The cribbage bug really bit after his lunch break working as a Forest Service illustrator was cut from an hour to a half-hour. Before that, his buddies would play chess, but they learned they could squeeze three games of cribbage into half an hour and switched games. Colvert began writing down his scores and deciphering which strategies worked and which failed. He read G. Douglas Anderson’s book, All About Cribbage, and was inspired to prove its strategies wrong using statistical analysis. As a result, Colvert is credited with bringing strategic changes to the game, such as his “Theory of Twenty-Six” for advanced players, which is detailed in his book.

“Even the very best players can only hope for 60-percent wins,” Colvert says. “It’s a very subtle game, and you have to know when to play offensively or defensively.”

When Colvert is home, he’s quick to warn guests about his “bachelor pad”—his wife lives in Arizona and he visits her two or three times a year; he’s allergic to her pets. It’s an unconventional marriage that suits Colvert’s unconventional cribbage-touring lifestyle.

“Besides,” he says, “we never got along that great anyway…she can’t stand game-players.”

Life on Colvert’s road may lack the glamour of touring Texas hold ’em millionaires, but not the adventure. Colvert is full of stories to tell anyone who’ll listen, describing in detail the time he hit a deer, but his cribbage travel buddy was too drunk on whiskey to know what had happened. Another time, they were pulled over for speeding and a flask fell out of the jockey box in front of the policeman, who fortunately was understanding (or a cribbage fan). After a big win, Colvert took two friends out for a lobster dinner to celebrate, and one of them, a fellow Montanan, suffered a heart attack and died on the road.

Unlike some of his comrades, Colvert isn’t a big drinker. He’ll have a “toddy for the body” before dinner and a few on a Saturday night, about the time he busts out his naked-lady gameboard pegs, which he’s more than happy to show off to guests.

And the cards are looking up for Colvert, who says he’s coming off a year-and-a-half losing streak. “I’ve had an abnormal run of bad luck,” he says. “If you don’t get the numbers, you’re a dead duck.”

More recently Colvert placed fourth out of 105 competitors at April’s Montana Open at Joker’s Wild in Missoula, and then won the Oregon Championship last month.

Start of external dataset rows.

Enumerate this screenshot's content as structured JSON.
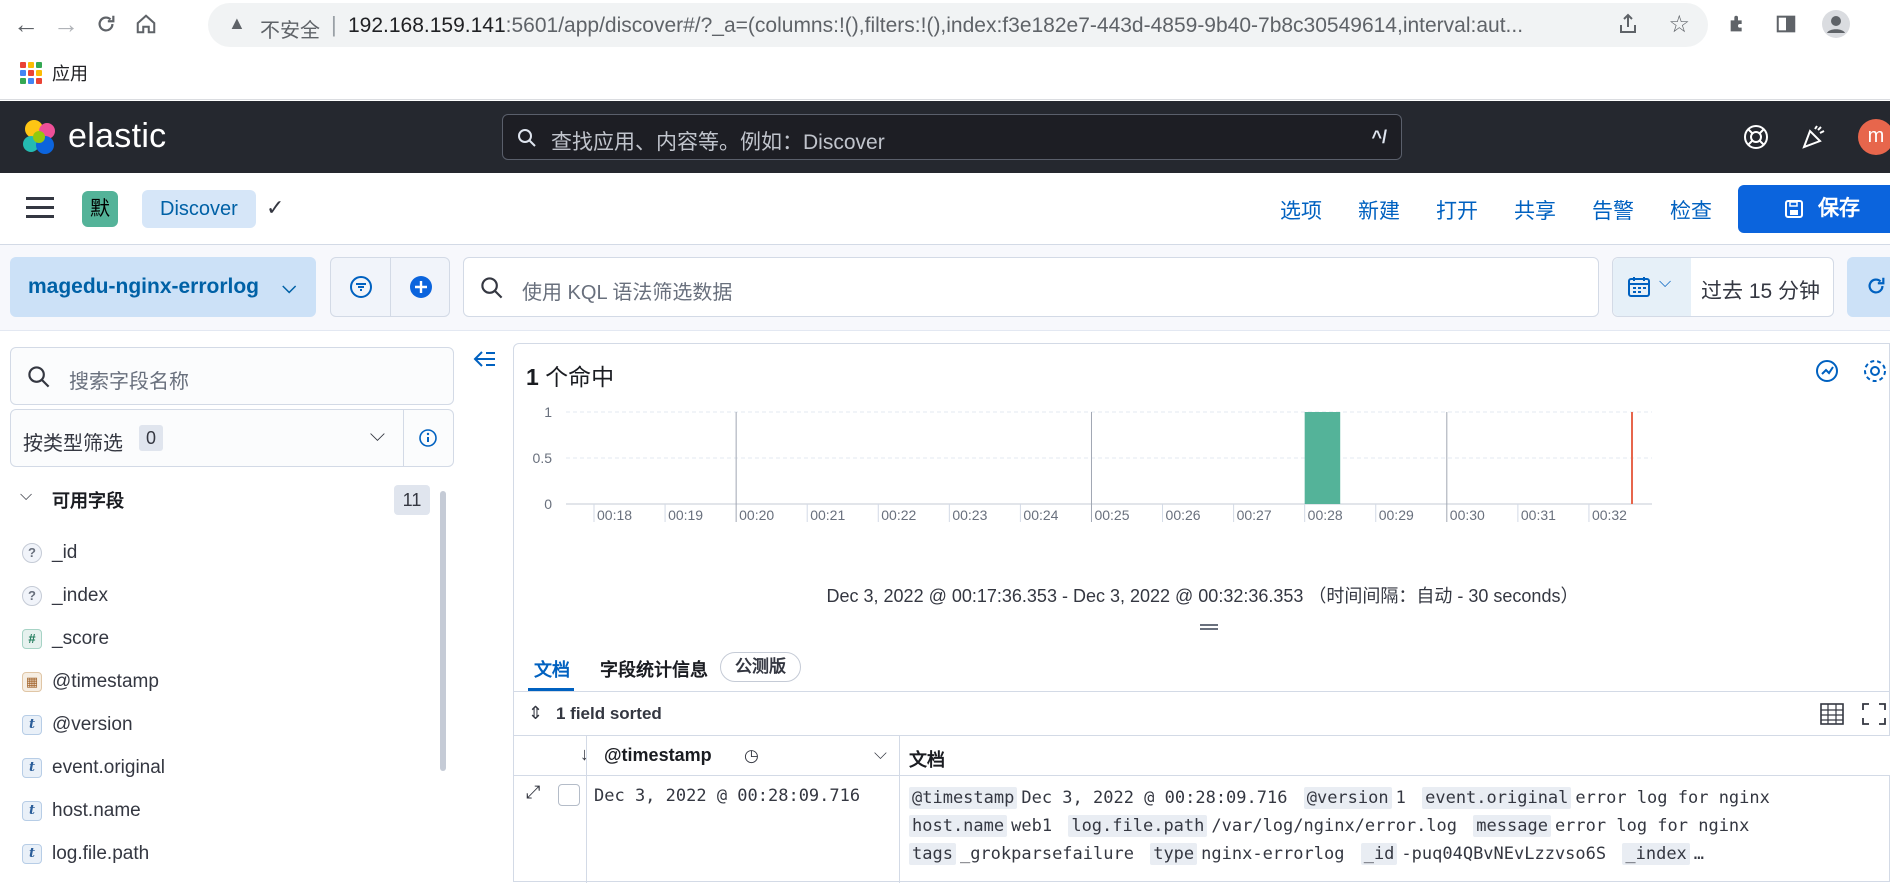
{
  "browser": {
    "insecure_label": "不安全",
    "url_host": "192.168.159.141",
    "url_rest": ":5601/app/discover#/?_a=(columns:!(),filters:!(),index:f3e182e7-443d-4859-9b40-7b8c30549614,interval:aut...",
    "bookmark_apps": "应用"
  },
  "header": {
    "brand": "elastic",
    "search_placeholder": "查找应用、内容等。例如：Discover",
    "search_shortcut": "^/",
    "avatar_letter": "m"
  },
  "appbar": {
    "space_letter": "默",
    "breadcrumb": "Discover",
    "menu": [
      "选项",
      "新建",
      "打开",
      "共享",
      "告警",
      "检查"
    ],
    "save_label": "保存"
  },
  "query": {
    "data_view": "magedu-nginx-errorlog",
    "kql_placeholder": "使用 KQL 语法筛选数据",
    "time_range": "过去 15 分钟"
  },
  "sidebar": {
    "field_search_placeholder": "搜索字段名称",
    "type_filter_label": "按类型筛选",
    "type_filter_count": "0",
    "available_title": "可用字段",
    "available_count": "11",
    "fields": [
      {
        "name": "_id",
        "type": "unknown",
        "token": "?"
      },
      {
        "name": "_index",
        "type": "unknown",
        "token": "?"
      },
      {
        "name": "_score",
        "type": "number",
        "token": "#"
      },
      {
        "name": "@timestamp",
        "type": "date",
        "token": "▦"
      },
      {
        "name": "@version",
        "type": "string",
        "token": "t"
      },
      {
        "name": "event.original",
        "type": "string",
        "token": "t"
      },
      {
        "name": "host.name",
        "type": "string",
        "token": "t"
      },
      {
        "name": "log.file.path",
        "type": "string",
        "token": "t"
      }
    ]
  },
  "main": {
    "hit_count": "1",
    "hit_label": " 个命中",
    "interval_text": "Dec 3, 2022 @ 00:17:36.353 - Dec 3, 2022 @ 00:32:36.353 （时间间隔：自动 - 30 seconds）",
    "tabs": {
      "docs": "文档",
      "field_stats": "字段统计信息",
      "beta": "公测版"
    },
    "sorted_label": "1 field sorted",
    "col_timestamp": "@timestamp",
    "col_document": "文档",
    "row": {
      "timestamp": "Dec 3, 2022 @ 00:28:09.716",
      "doc_pairs": [
        {
          "k": "@timestamp",
          "v": "Dec 3, 2022 @ 00:28:09.716"
        },
        {
          "k": "@version",
          "v": "1"
        },
        {
          "k": "event.original",
          "v": "error log for nginx"
        },
        {
          "k": "host.name",
          "v": "web1"
        },
        {
          "k": "log.file.path",
          "v": "/var/log/nginx/error.log"
        },
        {
          "k": "message",
          "v": "error log for nginx"
        },
        {
          "k": "tags",
          "v": "_grokparsefailure"
        },
        {
          "k": "type",
          "v": "nginx-errorlog"
        },
        {
          "k": "_id",
          "v": "-puq04QBvNEvLzzvso6S"
        },
        {
          "k": "_index",
          "v": "…"
        }
      ]
    }
  },
  "chart_data": {
    "type": "bar",
    "x_ticks": [
      "00:18",
      "00:19",
      "00:20",
      "00:21",
      "00:22",
      "00:23",
      "00:24",
      "00:25",
      "00:26",
      "00:27",
      "00:28",
      "00:29",
      "00:30",
      "00:31",
      "00:32"
    ],
    "x_date_label": "December 3, 2022",
    "y_ticks": [
      "0",
      "0.5",
      "1"
    ],
    "ylim": [
      0,
      1
    ],
    "bars": [
      {
        "x": "00:28:00",
        "value": 1
      }
    ],
    "bar_color": "#54b399",
    "now_marker_color": "#e7664c"
  },
  "colors": {
    "accent": "#0b64dd",
    "header_bg": "#25282f",
    "bar": "#54b399"
  }
}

Both are good signs he’s on the rebound, but as he gets older and new players emerge, Colvert recognizes his championship run may be increasingly threatened.

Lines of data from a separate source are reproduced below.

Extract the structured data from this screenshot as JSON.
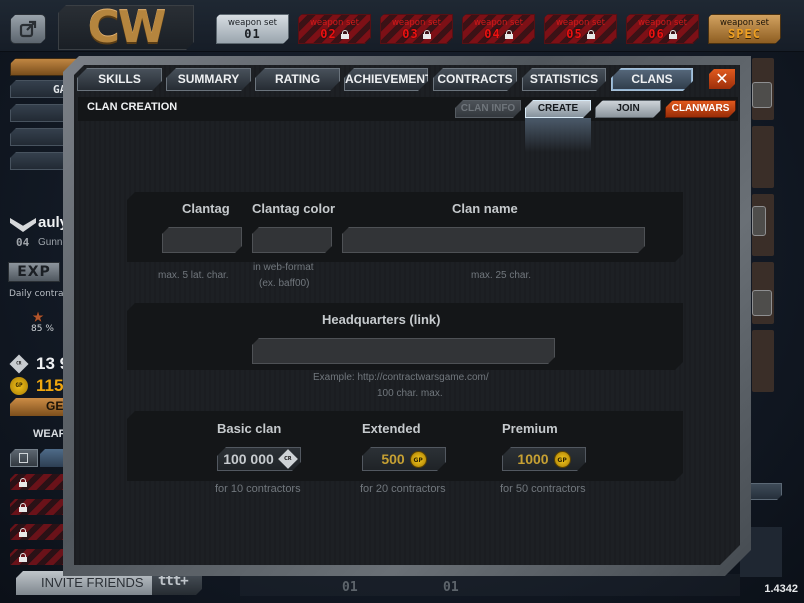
{
  "header": {
    "logo_text": "CW",
    "weapon_sets": [
      {
        "label": "weapon set",
        "number": "01",
        "state": "active"
      },
      {
        "label": "weapon set",
        "number": "02",
        "state": "locked"
      },
      {
        "label": "weapon set",
        "number": "03",
        "state": "locked"
      },
      {
        "label": "weapon set",
        "number": "04",
        "state": "locked"
      },
      {
        "label": "weapon set",
        "number": "05",
        "state": "locked"
      },
      {
        "label": "weapon set",
        "number": "06",
        "state": "locked"
      },
      {
        "label": "weapon set",
        "number": "SPEC",
        "state": "special"
      }
    ]
  },
  "sidebar": {
    "menu_item_partial": "GA",
    "player": {
      "name": "auly",
      "level": "04",
      "role": "Gunne"
    },
    "exp_badge": "EXP",
    "daily_contract_label": "Daily contrac",
    "daily_progress": "85 %",
    "currency_cr": "13 9",
    "currency_gp": "115",
    "get_button": "GE",
    "weapons_label": "WEAPO",
    "invite_friends": "INVITE FRIENDS",
    "invite_add_icon": "ttt+"
  },
  "modal": {
    "tabs": [
      {
        "label": "SKILLS",
        "active": false
      },
      {
        "label": "SUMMARY",
        "active": false
      },
      {
        "label": "RATING",
        "active": false
      },
      {
        "label": "ACHIEVEMENTS",
        "active": false
      },
      {
        "label": "CONTRACTS",
        "active": false
      },
      {
        "label": "STATISTICS",
        "active": false
      },
      {
        "label": "CLANS",
        "active": true
      }
    ],
    "close_icon": "✕",
    "section_title": "CLAN CREATION",
    "sub_tabs": [
      {
        "label": "CLAN INFO",
        "state": "disabled"
      },
      {
        "label": "CREATE",
        "state": "active"
      },
      {
        "label": "JOIN",
        "state": "normal"
      },
      {
        "label": "CLANWARS",
        "state": "accent"
      }
    ],
    "form": {
      "clantag": {
        "label": "Clantag",
        "value": "",
        "hint": "max. 5 lat. char."
      },
      "clantag_color": {
        "label": "Clantag color",
        "value": "",
        "hint_line1": "in web-format",
        "hint_line2": "(ex. baff00)"
      },
      "clan_name": {
        "label": "Clan name",
        "value": "",
        "hint": "max. 25 char."
      },
      "headquarters": {
        "label": "Headquarters (link)",
        "value": "",
        "hint_line1": "Example: http://contractwarsgame.com/",
        "hint_line2": "100 char. max."
      }
    },
    "plans": [
      {
        "name": "Basic clan",
        "price": "100 000",
        "currency": "CR",
        "note": "for 10 contractors"
      },
      {
        "name": "Extended",
        "price": "500",
        "currency": "GP",
        "note": "for 20 contractors"
      },
      {
        "name": "Premium",
        "price": "1000",
        "currency": "GP",
        "note": "for 50 contractors"
      }
    ]
  },
  "footer": {
    "slot_left": "01",
    "slot_right": "01",
    "version": "1.4342"
  },
  "colors": {
    "accent_orange": "#d9521a",
    "gold": "#c6a033",
    "locked_red": "#7d1016",
    "active_blue": "#a7c1d9"
  }
}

“I think I could do a lot better if I hadn’t written that book,” he says. “I’ve trained five national champions using that book. I’ve discredited Douglas Anderson with it, and I’ve proven my numbers. I’ve won 40 sanctioned tournaments, and the next closest person is [at] 29.”

But while Colvert continues to create his cribbage legacy across the country, he says he’s just fine maintaining a certain level of local anonymity. He’s content focusing on the game he loves, and making himself a better player.

“There’s a world full of great people, and I’ve got to control my Irish temper,” he says, mentioning specifically his biggest challenge in competition. “I don’t get mad at my opponents anymore, I get mad at the cards.”

World Games of Montana, 115 W. Front St., hosts Cribbage, Mah Jongg and Go Game Night every Friday at 6 PM. Call 541-4FUN.

Add a comment